When I was 50 years old (ten years ago in 2001), I asked my mother (who was 73 at the time), “when you were 50, (back in 1978) how many friends did you know who had breast cancer or had died from breast cancer? Her answer was “none.” And my mom was a very active member of her church, Girl Scouts, and other circles in her community; ie, she knew a lot of women. I, at that time, already knew over a dozen woman who had breast cancer, and now 10 years later, several of those friends have died, and the number diagnosed just keeps growing.

If you look at most of the hype surrounding Breast Cancer Awareness Month, it is NOT about the possible toxic causes of breast cancer, or even that we may be experiencing a higher rate of cancer. So much of the focus is on mammograms, and if you go HERE  you can read some cutting edge research by Sayer Gi of www.GreenMedInfo, including these 2 critical pieces of information:

A recent study and editorial published in the New England Journal of Medicine indicated that x-ray mammography screening may “save” only 1 person for every 2,500 screened. Among the 2,500 screened at least 1,000 will have a false alarm, 500 would undergo an unnecessary biopsy and 5 or more would become treated for abnormal finds that would never become fatal, i.e. their lives will be shortened due to medication/surgical/stress-induced adverse effects. 

Given these findings X-ray mammography may be far more effective at generating increased numbers of breast cancer diagnoses than in “preventing” malignancy and mortality associated with the disease. To the contrary, a growing body of clinical evidence indicates that the “low energy” x-rays used in breast screenings are up to 500% more carcinogenic than previously assumed and upon which current radiation risk models that favor mass breast screenings with ionizing diagnostic technologies find justification.
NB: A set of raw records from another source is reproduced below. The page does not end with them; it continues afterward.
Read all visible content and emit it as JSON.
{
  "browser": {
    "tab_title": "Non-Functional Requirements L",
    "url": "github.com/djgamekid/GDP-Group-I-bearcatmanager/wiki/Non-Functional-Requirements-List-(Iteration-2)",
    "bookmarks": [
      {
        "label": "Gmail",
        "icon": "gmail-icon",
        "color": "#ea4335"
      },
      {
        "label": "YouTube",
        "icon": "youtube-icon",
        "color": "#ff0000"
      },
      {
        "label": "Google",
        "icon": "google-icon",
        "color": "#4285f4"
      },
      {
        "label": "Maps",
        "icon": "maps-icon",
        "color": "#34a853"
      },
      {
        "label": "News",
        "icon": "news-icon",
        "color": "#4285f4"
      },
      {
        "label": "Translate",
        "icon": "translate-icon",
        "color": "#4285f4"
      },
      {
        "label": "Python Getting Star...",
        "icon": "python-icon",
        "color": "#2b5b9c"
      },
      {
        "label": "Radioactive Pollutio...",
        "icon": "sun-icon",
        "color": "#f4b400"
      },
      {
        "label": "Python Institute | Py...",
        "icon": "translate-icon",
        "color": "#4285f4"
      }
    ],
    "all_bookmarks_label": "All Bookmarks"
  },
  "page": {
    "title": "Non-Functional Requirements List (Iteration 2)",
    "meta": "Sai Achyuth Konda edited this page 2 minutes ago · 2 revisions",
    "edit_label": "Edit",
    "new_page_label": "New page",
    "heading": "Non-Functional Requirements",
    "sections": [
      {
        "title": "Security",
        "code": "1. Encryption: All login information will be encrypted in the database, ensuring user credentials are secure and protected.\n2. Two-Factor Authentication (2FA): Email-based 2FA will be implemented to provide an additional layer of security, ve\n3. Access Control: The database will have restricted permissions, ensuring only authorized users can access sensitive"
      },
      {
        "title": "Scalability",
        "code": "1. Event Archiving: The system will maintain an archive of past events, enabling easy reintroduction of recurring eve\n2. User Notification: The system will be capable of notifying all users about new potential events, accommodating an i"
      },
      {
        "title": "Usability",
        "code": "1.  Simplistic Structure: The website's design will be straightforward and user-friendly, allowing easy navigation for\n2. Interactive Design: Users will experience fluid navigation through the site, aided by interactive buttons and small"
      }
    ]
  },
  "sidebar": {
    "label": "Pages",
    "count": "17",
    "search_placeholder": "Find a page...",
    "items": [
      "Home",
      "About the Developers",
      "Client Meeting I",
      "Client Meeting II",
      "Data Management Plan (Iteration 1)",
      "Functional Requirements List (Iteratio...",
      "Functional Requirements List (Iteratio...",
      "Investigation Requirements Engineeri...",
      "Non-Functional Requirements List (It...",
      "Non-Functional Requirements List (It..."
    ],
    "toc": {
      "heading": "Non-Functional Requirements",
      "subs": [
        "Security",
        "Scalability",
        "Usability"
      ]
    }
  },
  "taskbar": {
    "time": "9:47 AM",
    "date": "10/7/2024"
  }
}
This is NOT an indictment of any woman’s choice to get a mammogram, or do whatever treatment she deems necessary if she has breast cancer. What I am bringing into the light is the possibility we may have been “misled.”